I always pray before every race, meditate, still allowing myself to get nervous because that is inevitable but I don’t allow it to overcome me. I always pray that regardless of what happens once I cross that finish line that I will be ok with the result. That has been one of the major things that has helped me have longevity in this sport. At the end of the day God is not going to love me any less if I come seventh at the Olympics or I win it, my worth is not defined by how well I run over those ten hurdles. He just wants to use me and my platform as an example, running with integrity.
Is it safe to say that God uses you and Cindy, with your bond, to support one another in your individual careers?
100 percent, in the call room you have the sea of emotions and just the things going on in your head, it is like sensory overload. However, we both saw in that final that it was very important to relax, remember what we are doing this for and send a prayer up to the Lord just to guide us through those ten hurdles and to be ok with the outcome regardless of what happened. To be able to pray with her in that highly intense moment is something that I think will resonate with me for the rest of my life.
Who would you say is the best hurdler that you have ever directly competed with?
That’s a hard one and that’s again the thing about the hurdles, I remember witnessing the legacy of Gail Devers and competing against women like Sally and Dawn who have done some amazing things. Now there are some new faces on the scene as well, girls like Kendra Harrison and you see so many people come and do great things in the sport. One year somebody might be on top but the next year it might well be someone else so literally the fact that it’s a new person every year is what keeps the sport exciting.
Away from the track, you are a Doctor of Pharmacy, how do you balance your full-on commitments?
I work for a company that allows me to work in the Pharmacy as needed, so whenever I am in the States and especially during the off-season. I am able to pick up more shifts than when I am overseas, in 2013 for instance I was working part-time, I had a store and all of that kind of stuff but as my track career progressed I decided to scale things back a little bit and focus on athletics as you have such a small window if you want to be an athlete. It actually works out pretty well.
Do you have fellow Christian athletes that you connect with?
There is a big group of Christian athletes who are on the circuit and very much on-fire for Christ.
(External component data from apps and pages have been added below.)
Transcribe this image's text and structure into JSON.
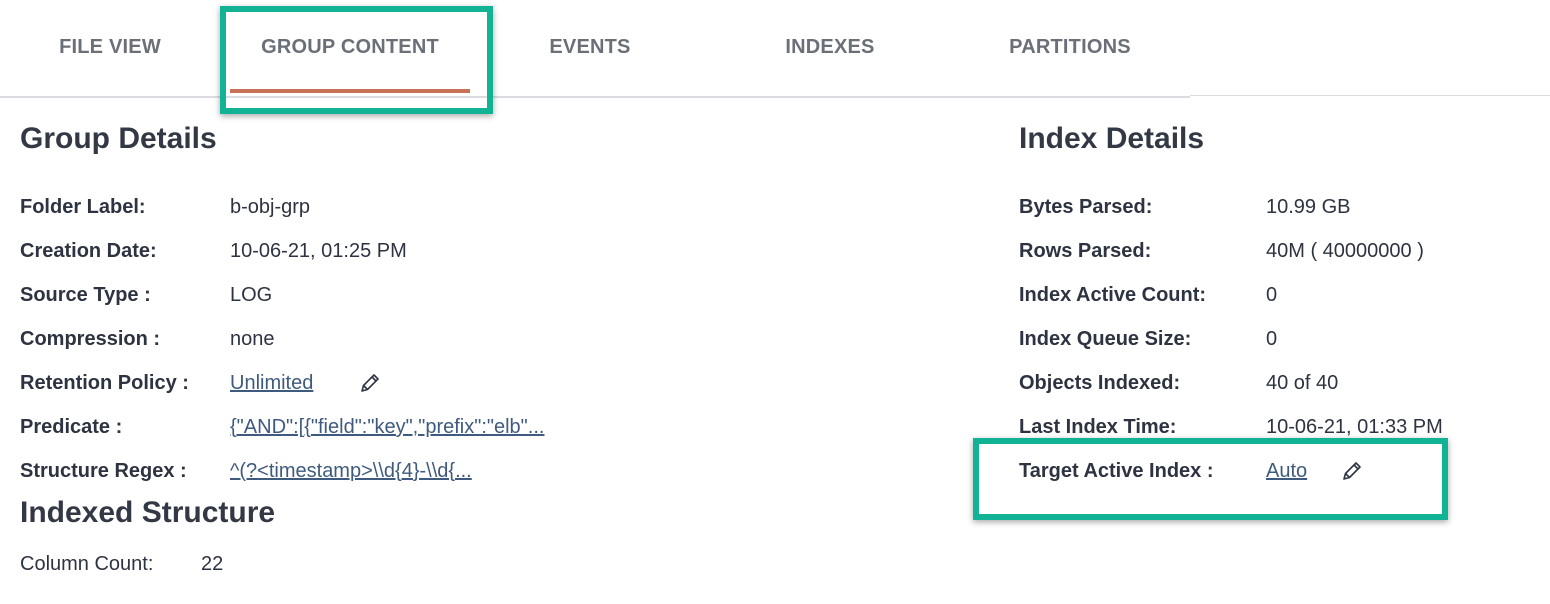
{
  "tabs": [
    {
      "label": "FILE VIEW"
    },
    {
      "label": "GROUP CONTENT",
      "active": true
    },
    {
      "label": "EVENTS"
    },
    {
      "label": "INDEXES"
    },
    {
      "label": "PARTITIONS"
    }
  ],
  "group_details": {
    "title": "Group Details",
    "folder_label": {
      "label": "Folder Label:",
      "value": "b-obj-grp"
    },
    "creation_date": {
      "label": "Creation Date:",
      "value": "10-06-21, 01:25 PM"
    },
    "source_type": {
      "label": "Source Type :",
      "value": "LOG"
    },
    "compression": {
      "label": "Compression :",
      "value": "none"
    },
    "retention_policy": {
      "label": "Retention Policy :",
      "value": "Unlimited"
    },
    "predicate": {
      "label": "Predicate :",
      "value": "{\"AND\":[{\"field\":\"key\",\"prefix\":\"elb\"..."
    },
    "structure_regex": {
      "label": "Structure Regex :",
      "value": "^(?<timestamp>\\\\d{4}-\\\\d{..."
    }
  },
  "indexed_structure": {
    "title": "Indexed Structure",
    "column_count": {
      "label": "Column Count:",
      "value": "22"
    }
  },
  "index_details": {
    "title": "Index Details",
    "bytes_parsed": {
      "label": "Bytes Parsed:",
      "value": "10.99 GB"
    },
    "rows_parsed": {
      "label": "Rows Parsed:",
      "value": "40M ( 40000000 )"
    },
    "index_active_count": {
      "label": "Index Active Count:",
      "value": "0"
    },
    "index_queue_size": {
      "label": "Index Queue Size:",
      "value": "0"
    },
    "objects_indexed": {
      "label": "Objects Indexed:",
      "value": "40 of 40"
    },
    "last_index_time": {
      "label": "Last Index Time:",
      "value": "10-06-21, 01:33 PM"
    },
    "target_active_index": {
      "label": "Target Active Index :",
      "value": "Auto"
    }
  },
  "icons": {
    "edit": "pencil-icon"
  },
  "colors": {
    "highlight": "#12b394",
    "active_tab_underline": "#c8705a",
    "link": "#3f5a7f"
  }
}
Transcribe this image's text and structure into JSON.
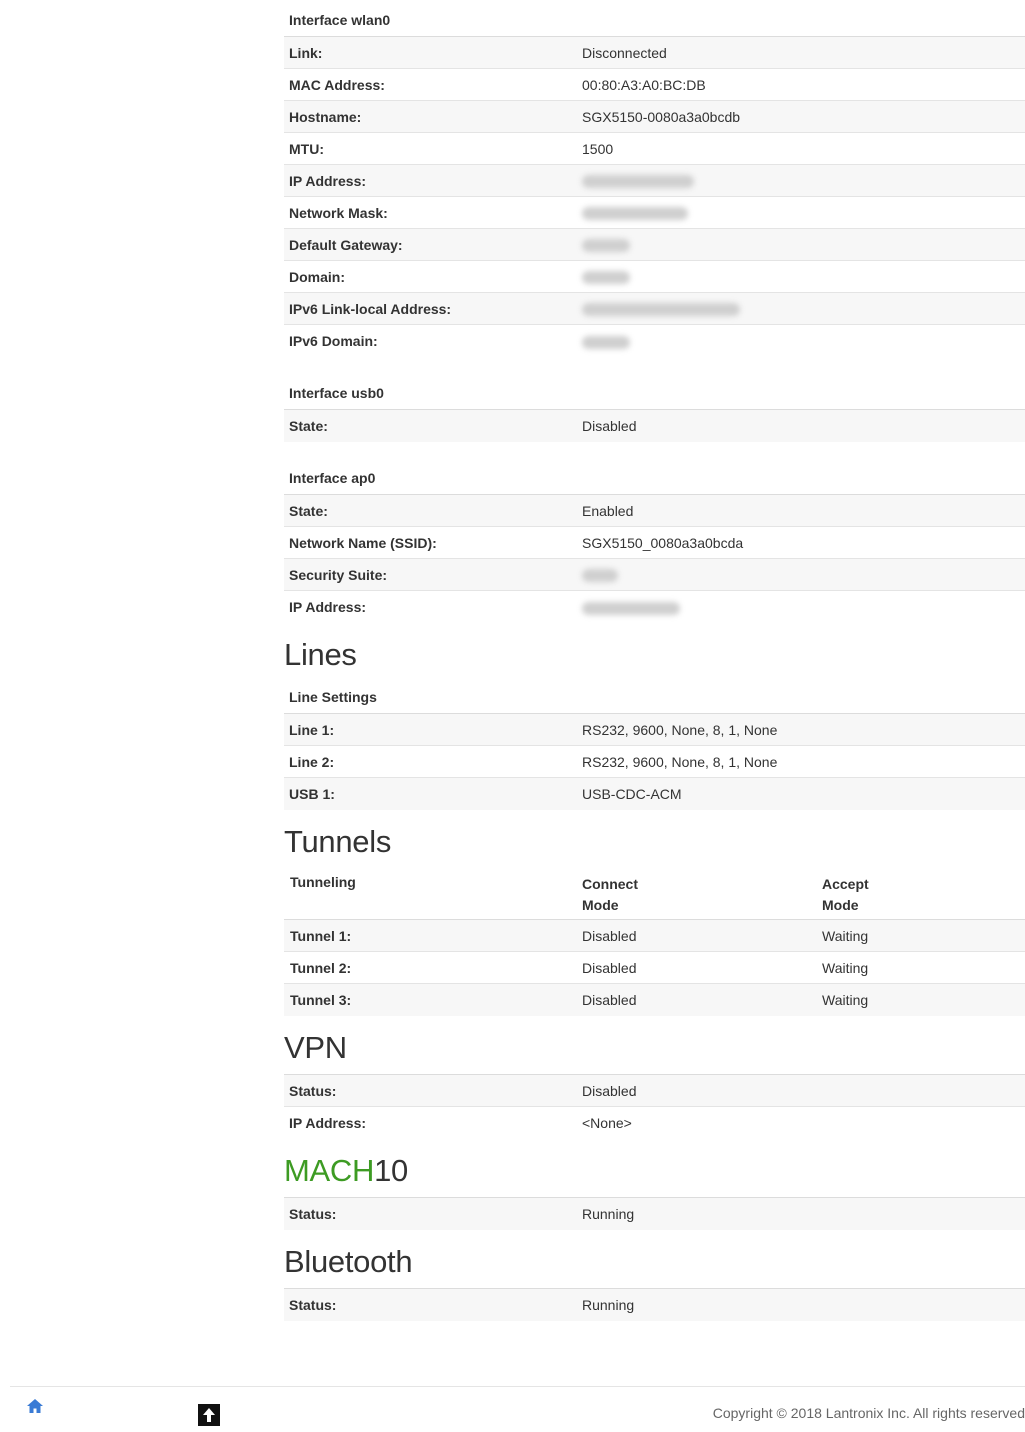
{
  "wlan0": {
    "header": "Interface wlan0",
    "rows": [
      {
        "label": "Link:",
        "value": "Disconnected"
      },
      {
        "label": "MAC Address:",
        "value": "00:80:A3:A0:BC:DB"
      },
      {
        "label": "Hostname:",
        "value": "SGX5150-0080a3a0bcdb"
      },
      {
        "label": "MTU:",
        "value": "1500"
      },
      {
        "label": "IP Address:",
        "value": ""
      },
      {
        "label": "Network Mask:",
        "value": ""
      },
      {
        "label": "Default Gateway:",
        "value": ""
      },
      {
        "label": "Domain:",
        "value": ""
      },
      {
        "label": "IPv6 Link-local Address:",
        "value": ""
      },
      {
        "label": "IPv6 Domain:",
        "value": ""
      }
    ]
  },
  "usb0": {
    "header": "Interface usb0",
    "rows": [
      {
        "label": "State:",
        "value": "Disabled"
      }
    ]
  },
  "ap0": {
    "header": "Interface ap0",
    "rows": [
      {
        "label": "State:",
        "value": "Enabled"
      },
      {
        "label": "Network Name (SSID):",
        "value": "SGX5150_0080a3a0bcda"
      },
      {
        "label": "Security Suite:",
        "value": ""
      },
      {
        "label": "IP Address:",
        "value": ""
      }
    ]
  },
  "lines": {
    "title": "Lines",
    "header": "Line Settings",
    "rows": [
      {
        "label": "Line 1:",
        "value": "RS232, 9600, None, 8, 1, None"
      },
      {
        "label": "Line 2:",
        "value": "RS232, 9600, None, 8, 1, None"
      },
      {
        "label": "USB 1:",
        "value": "USB-CDC-ACM"
      }
    ]
  },
  "tunnels": {
    "title": "Tunnels",
    "col1": "Tunneling",
    "col2_line1": "Connect",
    "col2_line2": "Mode",
    "col3_line1": "Accept",
    "col3_line2": "Mode",
    "rows": [
      {
        "label": "Tunnel 1:",
        "connect": "Disabled",
        "accept": "Waiting"
      },
      {
        "label": "Tunnel 2:",
        "connect": "Disabled",
        "accept": "Waiting"
      },
      {
        "label": "Tunnel 3:",
        "connect": "Disabled",
        "accept": "Waiting"
      }
    ]
  },
  "vpn": {
    "title": "VPN",
    "rows": [
      {
        "label": "Status:",
        "value": "Disabled"
      },
      {
        "label": "IP Address:",
        "value": "<None>"
      }
    ]
  },
  "mach10": {
    "title_green": "MACH",
    "title_rest": "10",
    "green_color": "#3d9b23",
    "rows": [
      {
        "label": "Status:",
        "value": "Running"
      }
    ]
  },
  "bluetooth": {
    "title": "Bluetooth",
    "rows": [
      {
        "label": "Status:",
        "value": "Running"
      }
    ]
  },
  "footer": {
    "copyright": "Copyright © 2018 Lantronix Inc. All rights reserved",
    "home_icon": "home-icon",
    "top_icon": "arrow-up-icon"
  }
}
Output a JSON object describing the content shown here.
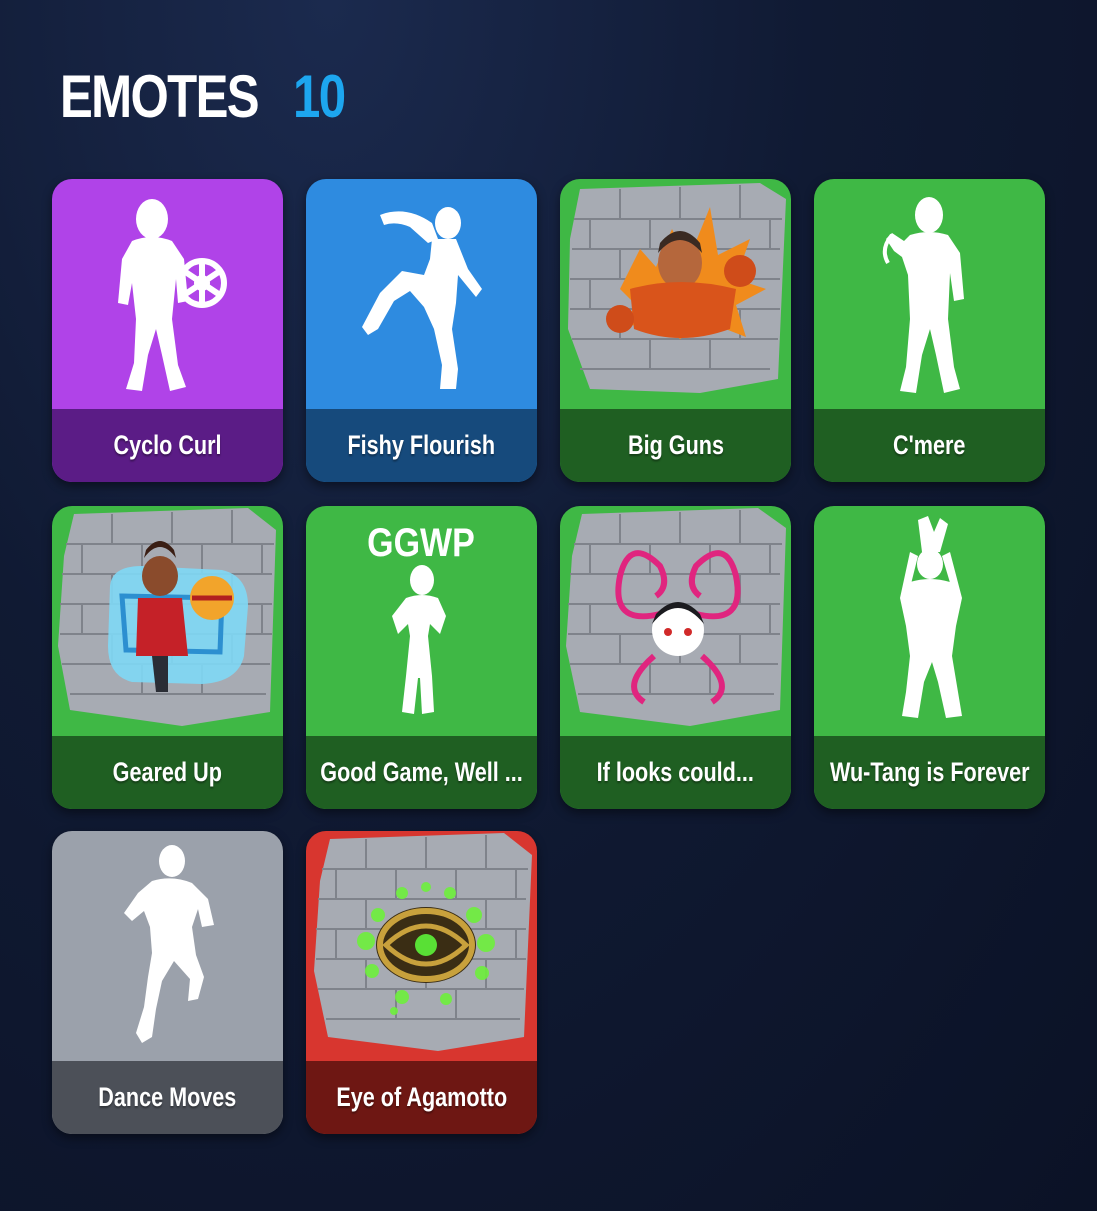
{
  "header": {
    "title": "EMOTES",
    "count": "10",
    "count_color": "#1da6ef"
  },
  "emotes": [
    {
      "label": "Cyclo Curl",
      "rarity_color": "#b043e8",
      "bar_color": "#5b1c86",
      "art": "silhouette-with-wheel"
    },
    {
      "label": "Fishy Flourish",
      "rarity_color": "#2e8be0",
      "bar_color": "#164a7c",
      "art": "silhouette-kick"
    },
    {
      "label": "Big Guns",
      "rarity_color": "#3fb845",
      "bar_color": "#1f5f22",
      "art": "spray-big-guns"
    },
    {
      "label": "C'mere",
      "rarity_color": "#3fb845",
      "bar_color": "#1f5f22",
      "art": "silhouette-standing"
    },
    {
      "label": "Geared Up",
      "rarity_color": "#3fb845",
      "bar_color": "#1f5f22",
      "art": "spray-geared-up"
    },
    {
      "label": "Good Game, Well ...",
      "rarity_color": "#3fb845",
      "bar_color": "#1f5f22",
      "art": "silhouette-ggwp",
      "art_text": "GGWP"
    },
    {
      "label": "If looks could...",
      "rarity_color": "#3fb845",
      "bar_color": "#1f5f22",
      "art": "spray-if-looks-could"
    },
    {
      "label": "Wu-Tang is Forever",
      "rarity_color": "#3fb845",
      "bar_color": "#1f5f22",
      "art": "silhouette-hands-up"
    },
    {
      "label": "Dance Moves",
      "rarity_color": "#9ba1ab",
      "bar_color": "#4c5058",
      "art": "silhouette-dance"
    },
    {
      "label": "Eye of Agamotto",
      "rarity_color": "#d8362f",
      "bar_color": "#6e1713",
      "art": "spray-eye-of-agamotto"
    }
  ]
}
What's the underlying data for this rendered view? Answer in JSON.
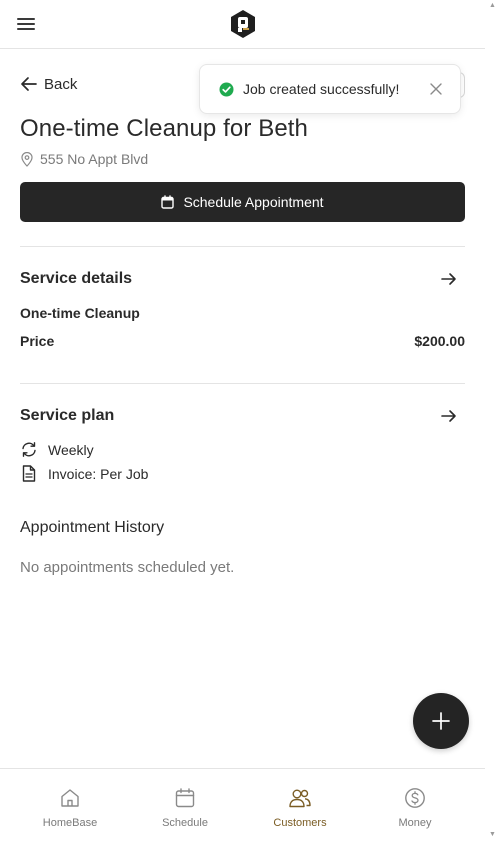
{
  "header": {
    "menu_icon": "hamburger-icon",
    "logo_icon": "brand-logo-icon"
  },
  "back": {
    "label": "Back",
    "icon": "arrow-left-icon"
  },
  "toast": {
    "message": "Job created successfully!",
    "icon": "check-circle-icon",
    "close_icon": "close-icon"
  },
  "job": {
    "title": "One-time Cleanup for Beth",
    "address": "555 No Appt Blvd",
    "schedule_button": "Schedule Appointment"
  },
  "service_details": {
    "title": "Service details",
    "service_name": "One-time Cleanup",
    "price_label": "Price",
    "price_value": "$200.00"
  },
  "service_plan": {
    "title": "Service plan",
    "frequency": "Weekly",
    "invoice": "Invoice: Per Job"
  },
  "history": {
    "title": "Appointment History",
    "empty": "No appointments scheduled yet."
  },
  "bottom_nav": {
    "items": [
      {
        "label": "HomeBase",
        "icon": "home-icon"
      },
      {
        "label": "Schedule",
        "icon": "calendar-icon"
      },
      {
        "label": "Customers",
        "icon": "users-icon"
      },
      {
        "label": "Money",
        "icon": "dollar-circle-icon"
      }
    ],
    "active": "Customers"
  },
  "colors": {
    "primary": "#262626",
    "active_nav": "#7a5c24",
    "success": "#1faa4f",
    "muted": "#7a7a7a"
  }
}
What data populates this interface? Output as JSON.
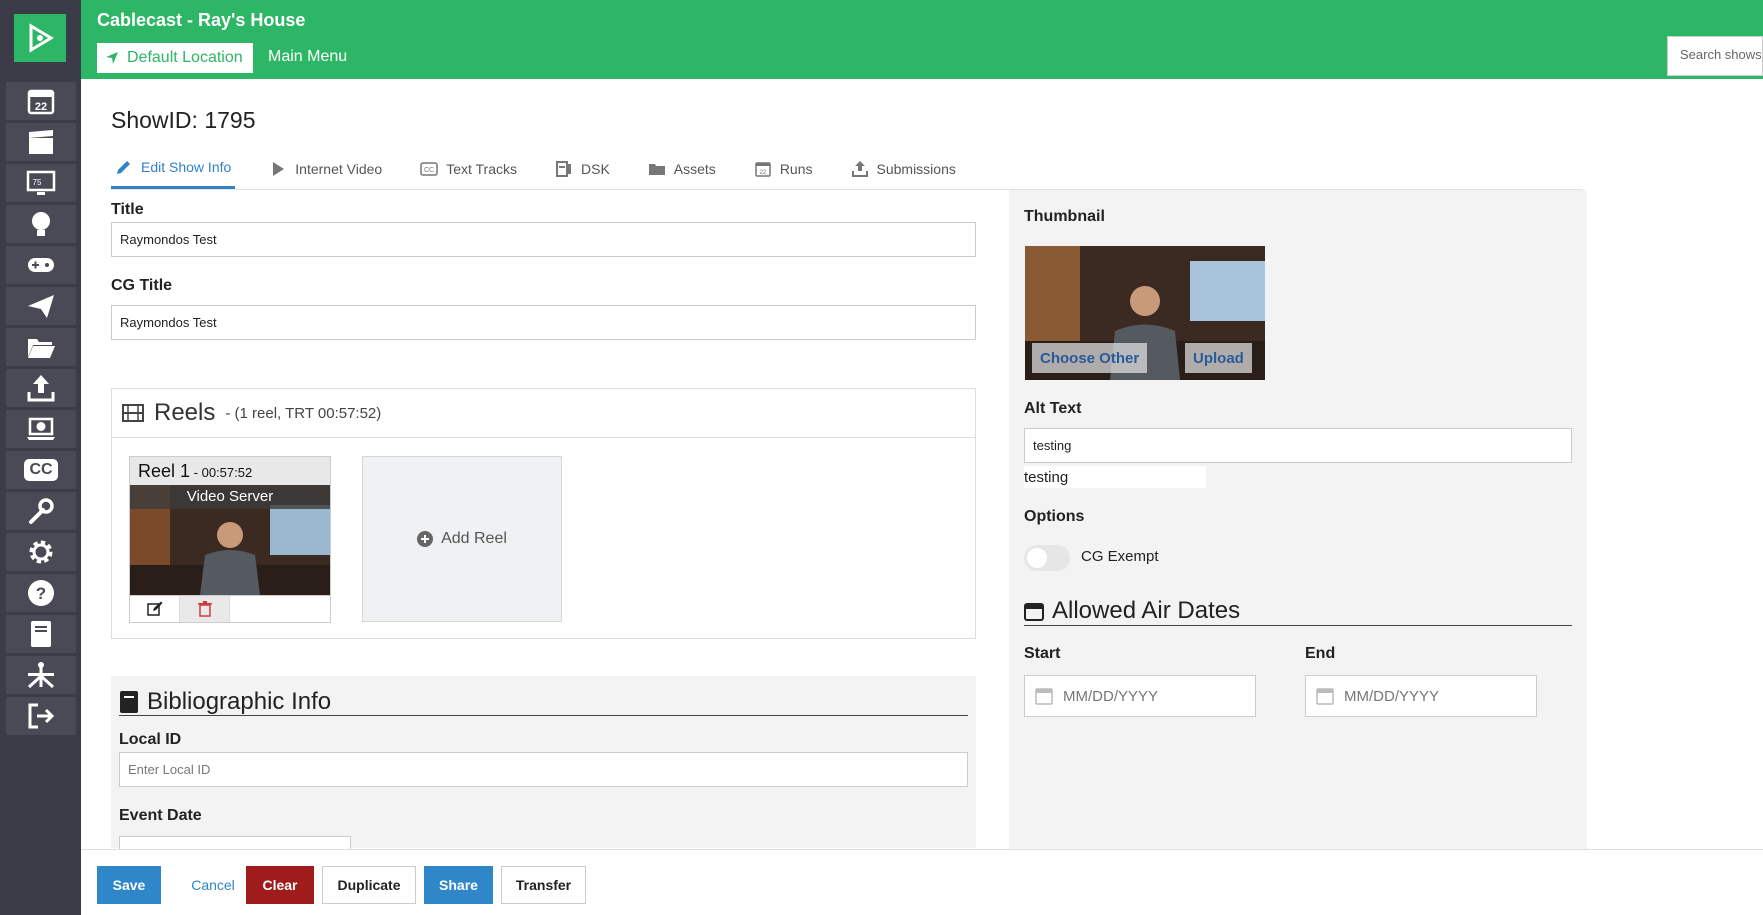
{
  "header": {
    "app_title": "Cablecast - Ray's House",
    "location_label": "Default Location",
    "main_menu_label": "Main Menu",
    "search_placeholder": "Search shows"
  },
  "sidebar": {
    "items": [
      {
        "icon": "calendar-icon",
        "text": "22"
      },
      {
        "icon": "clapperboard-icon"
      },
      {
        "icon": "monitor-channel-icon",
        "text": "75"
      },
      {
        "icon": "lightbulb-icon"
      },
      {
        "icon": "gamepad-icon"
      },
      {
        "icon": "paper-plane-icon"
      },
      {
        "icon": "folder-open-icon"
      },
      {
        "icon": "upload-icon"
      },
      {
        "icon": "laptop-play-icon"
      },
      {
        "icon": "closed-caption-icon",
        "text": "CC"
      },
      {
        "icon": "wrench-icon"
      },
      {
        "icon": "gear-icon"
      },
      {
        "icon": "help-icon"
      },
      {
        "icon": "book-icon"
      },
      {
        "icon": "network-icon"
      },
      {
        "icon": "sign-out-icon"
      }
    ]
  },
  "page": {
    "show_id": "ShowID: 1795"
  },
  "tabs": [
    {
      "label": "Edit Show Info",
      "icon": "pencil-icon",
      "active": true
    },
    {
      "label": "Internet Video",
      "icon": "play-icon"
    },
    {
      "label": "Text Tracks",
      "icon": "cc-icon"
    },
    {
      "label": "DSK",
      "icon": "dsk-icon"
    },
    {
      "label": "Assets",
      "icon": "folder-icon"
    },
    {
      "label": "Runs",
      "icon": "calendar-icon"
    },
    {
      "label": "Submissions",
      "icon": "upload-icon"
    }
  ],
  "form": {
    "title_label": "Title",
    "title_value": "Raymondos Test",
    "cg_title_label": "CG Title",
    "cg_title_value": "Raymondos Test"
  },
  "reels": {
    "title": "Reels",
    "summary": "- (1 reel, TRT 00:57:52)",
    "items": [
      {
        "name": "Reel 1",
        "duration": " - 00:57:52",
        "source": "Video Server"
      }
    ],
    "add_label": "Add Reel"
  },
  "biblio": {
    "title": "Bibliographic Info",
    "local_id_label": "Local ID",
    "local_id_placeholder": "Enter Local ID",
    "event_date_label": "Event Date"
  },
  "right": {
    "thumbnail_label": "Thumbnail",
    "choose_other": "Choose Other",
    "upload": "Upload",
    "alt_text_label": "Alt Text",
    "alt_text_value": "testing",
    "alt_text_preview": "testing",
    "options_label": "Options",
    "cg_exempt_label": "CG Exempt",
    "cg_exempt_on": false,
    "air_dates_title": "Allowed Air Dates",
    "start_label": "Start",
    "end_label": "End",
    "date_placeholder": "MM/DD/YYYY"
  },
  "footer": {
    "save": "Save",
    "cancel": "Cancel",
    "clear": "Clear",
    "duplicate": "Duplicate",
    "share": "Share",
    "transfer": "Transfer"
  },
  "colors": {
    "brand_green": "#2db665",
    "sidebar": "#3c3c48",
    "primary_blue": "#2f86c8",
    "danger_red": "#a01c1c"
  }
}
One thing that we are really fortunate with is that during different championships we have Christians in Sport and they are always giving bible studies which really helps us and it allows us to build fellowship with like-minded athletes. There are actually quite a few and there are new faces all the time in those bible studies.